But all the kidding aside, the best part about discovering the new bridge was watching Rush completely fumble his chance at absolute power. By grabbing Destiny's wheel, Rush basically killed Riley. This throws a major wrench in his "I'm the best when it comes to Destiny" grandstanding. And I can't wait to see what will happen, now that that whole chip on his shoulder has been knocked off. He'd better feel bad, because right now Young is feeling bad enough for the entire crew. It's time for Rush to take on more responsibility, as opposed to continually sweeping his decisions under the rug.

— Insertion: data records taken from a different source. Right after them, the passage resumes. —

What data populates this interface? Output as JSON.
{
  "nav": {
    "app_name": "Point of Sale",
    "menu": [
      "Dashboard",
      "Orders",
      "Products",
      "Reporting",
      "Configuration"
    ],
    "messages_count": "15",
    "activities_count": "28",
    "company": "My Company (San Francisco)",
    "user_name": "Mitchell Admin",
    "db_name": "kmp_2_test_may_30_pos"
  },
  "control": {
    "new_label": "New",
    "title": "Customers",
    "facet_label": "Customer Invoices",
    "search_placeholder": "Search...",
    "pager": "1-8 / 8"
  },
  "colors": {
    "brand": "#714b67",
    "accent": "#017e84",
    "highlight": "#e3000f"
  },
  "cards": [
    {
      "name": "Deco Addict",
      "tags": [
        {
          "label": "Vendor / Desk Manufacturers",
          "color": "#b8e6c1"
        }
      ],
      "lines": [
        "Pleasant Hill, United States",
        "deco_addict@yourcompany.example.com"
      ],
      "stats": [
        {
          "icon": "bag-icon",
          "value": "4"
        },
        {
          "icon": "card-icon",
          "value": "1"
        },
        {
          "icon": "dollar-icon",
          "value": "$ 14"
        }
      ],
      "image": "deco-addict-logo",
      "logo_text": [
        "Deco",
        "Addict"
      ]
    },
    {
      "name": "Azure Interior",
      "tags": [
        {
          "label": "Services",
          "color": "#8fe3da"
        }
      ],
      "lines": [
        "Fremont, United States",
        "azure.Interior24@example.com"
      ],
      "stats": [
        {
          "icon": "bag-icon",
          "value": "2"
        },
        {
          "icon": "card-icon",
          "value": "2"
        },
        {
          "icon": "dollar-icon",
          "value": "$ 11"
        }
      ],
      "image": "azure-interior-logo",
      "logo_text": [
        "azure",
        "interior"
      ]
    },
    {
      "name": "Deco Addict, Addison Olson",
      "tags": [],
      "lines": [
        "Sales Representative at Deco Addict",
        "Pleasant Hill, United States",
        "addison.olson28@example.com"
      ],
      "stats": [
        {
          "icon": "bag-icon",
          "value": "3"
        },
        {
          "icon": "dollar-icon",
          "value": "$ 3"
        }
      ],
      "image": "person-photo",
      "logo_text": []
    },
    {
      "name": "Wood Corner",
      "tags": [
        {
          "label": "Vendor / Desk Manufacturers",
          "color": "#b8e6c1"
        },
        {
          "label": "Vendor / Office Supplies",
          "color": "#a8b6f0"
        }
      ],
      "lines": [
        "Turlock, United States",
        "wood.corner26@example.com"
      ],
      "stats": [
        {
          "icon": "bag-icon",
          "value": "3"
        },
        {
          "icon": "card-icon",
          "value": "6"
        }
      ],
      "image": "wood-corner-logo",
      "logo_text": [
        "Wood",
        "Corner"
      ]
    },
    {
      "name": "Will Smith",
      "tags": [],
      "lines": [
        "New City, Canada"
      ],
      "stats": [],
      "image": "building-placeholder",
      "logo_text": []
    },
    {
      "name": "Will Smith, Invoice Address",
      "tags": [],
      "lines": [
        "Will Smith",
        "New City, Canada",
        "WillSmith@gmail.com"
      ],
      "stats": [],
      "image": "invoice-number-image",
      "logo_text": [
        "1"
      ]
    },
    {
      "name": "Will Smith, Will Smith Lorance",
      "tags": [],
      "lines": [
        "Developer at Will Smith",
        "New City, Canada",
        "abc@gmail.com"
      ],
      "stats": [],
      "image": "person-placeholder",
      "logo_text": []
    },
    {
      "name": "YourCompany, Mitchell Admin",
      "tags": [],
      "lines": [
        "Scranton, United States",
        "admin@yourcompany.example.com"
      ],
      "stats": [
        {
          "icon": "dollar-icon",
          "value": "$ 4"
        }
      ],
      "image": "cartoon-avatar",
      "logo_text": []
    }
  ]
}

There's a kerfuffle on board over the remaining Lucian Alliance prisoners. Young, naturally, wants to gate them off onto the first planet they can find. Wray, naturally, thinks they should keep them all on board to slowly deplete the food reserves. But somehow everyone is OK with keeping the leather-clad Lucians who are deemed worthy by the Earth-bound top brass, and just gating the rest onto the planet with "volcanic activity" — granted only Rush knew about the volcanoes, but still. How is this better than not leaving them ALL there? Questions, questions, but at least we have some new characters. And a few more faces that the rapidly unraveling Young can vigorously beat into a bloody pulp.


The second biggest moment for this episode was easily the death of Riley. I did NOT see Riley going out the way he did — Young's eye contact choke out was really terrible. But bad in a good way. Bad in a "I'm putting my hands over my eyes, this is upsetting" way. Which was the point. It was sad saying goodbye to Riley, but his exit was an important one. Besides the baby, this was the first real character to get the axe that perhaps some of us had an emotional attachment to. Much more so than the bald soldier who really, really, really needed sleeping pills. Plus this recent death continues to sour the minds and hearts of the crew. How any of them will have the will to go on or lead, I have no idea. I expect Riley's exit will impact Young and Rush the most, since they're both directly responsible for his death. Rush, by sending him on a death trip. And Young, for literally suffocating Riley.


Would I have put this emotional episode right after the baby death? Probably not, but I wouldn't have changed much. I enjoyed this episode, as slow as it seemed, from the burried gate down to Riley's Kino farewell, which was thankfully sappy-music-montage-free. SGU always claimed that this series would be dark and sad, and it looks like it's finally unafraid to play with death. And not the senseless, faceless, "Let's throw some fake blood on the gate room floor" shoot-out deaths way — but real loss. Riley was a real character, and his departure will be felt in a real way among the crew on Destiny. And hopefully, he won't appear later in the season on the alien obelisk planet, along with TJ's baby.

So long Riley. Your death, while sad, was the first real adult death in SGU and puts this show further down the dark path it aims to explore. Here's his final goodbye, even though at the time he didn't know he was making it.

Predictions for the future? Riley's death is just going to destroy Young. Meanwhile, Rush might try and make up for his actions in this episode by messing with Destiny's "destiny" yet again, and putting the whole crew in peril. As for the rest of the crew, I'm not sure — we haven't spent much time with Chloe, Eli, or Scott just yet. Hopefully we'll get back into that whole love triangle soon!


Also thanks for explaining the whole who the Lucian Alliance people are and why they want the Destiny. Even thought some of us know this already, it was needed. Maybe even in season one.